“There are so many different probiotic organisms and variables to consider when making recommendations about dosage, delivery methods, and a number of strains,” Benjamin says. “It’s difficult to generalize one optimal dose as ‘adequate’ in providing probiotic effects for everyone.” 

Many studies exploring the benefits of probiotics use the term colony forming units (CFU), referring to the concentration of microorganisms in a test sample. But these recommendations differ in the number suggested for women in their 30s and 40s. There’s a wide range of Colony Forming Units (CFU) advice—and for good reason. Probiotics are important but complicated. There are different strains of probiotics, and they’re not always beneficial across the board. 

Each probiotic, and prebiotic, have different strains of bacteria. Overdoing it with one will upset the delicate balance in your gut, and could even cause more harm than good.

It’s one of those health issues that might be worth consulting a nutritionist about. Our experts are in agreement about this, though: Consuming probiotic-rich foods like the ones mentioned above will support your helpful bacteria. What probiotics are the best for you will depend on your body's particular makeup. 

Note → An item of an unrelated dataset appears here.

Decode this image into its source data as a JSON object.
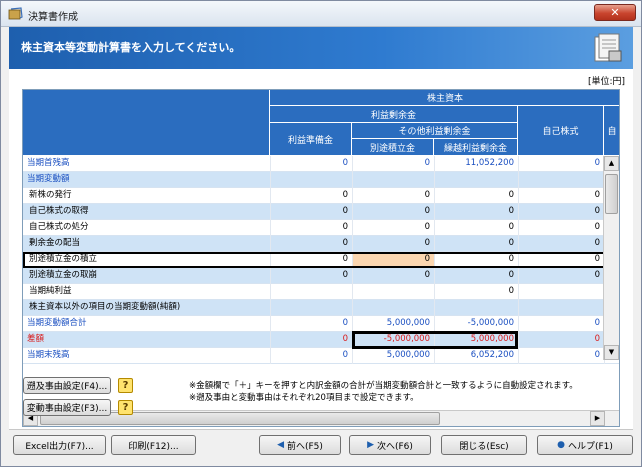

woman&home thanks Jamie Hickey of Truism Fitness (opens in new tab), Christina Jordan of Fit Body Weight Loss (opens in new tab), and Alice Benjamin of Nurse.org (opens in new tab) for their time and expertise.

Lauren is the former Deputy Digital Editor at woman&home and became a journalist mainly because she enjoys being nosy. With a background in features journalism, Lauren worked on the woman&home brand for four years before going freelance. Before woman&home Lauren worked across a variety of women's lifestyle titles, including GoodTo, Woman's Own, and Woman magazine.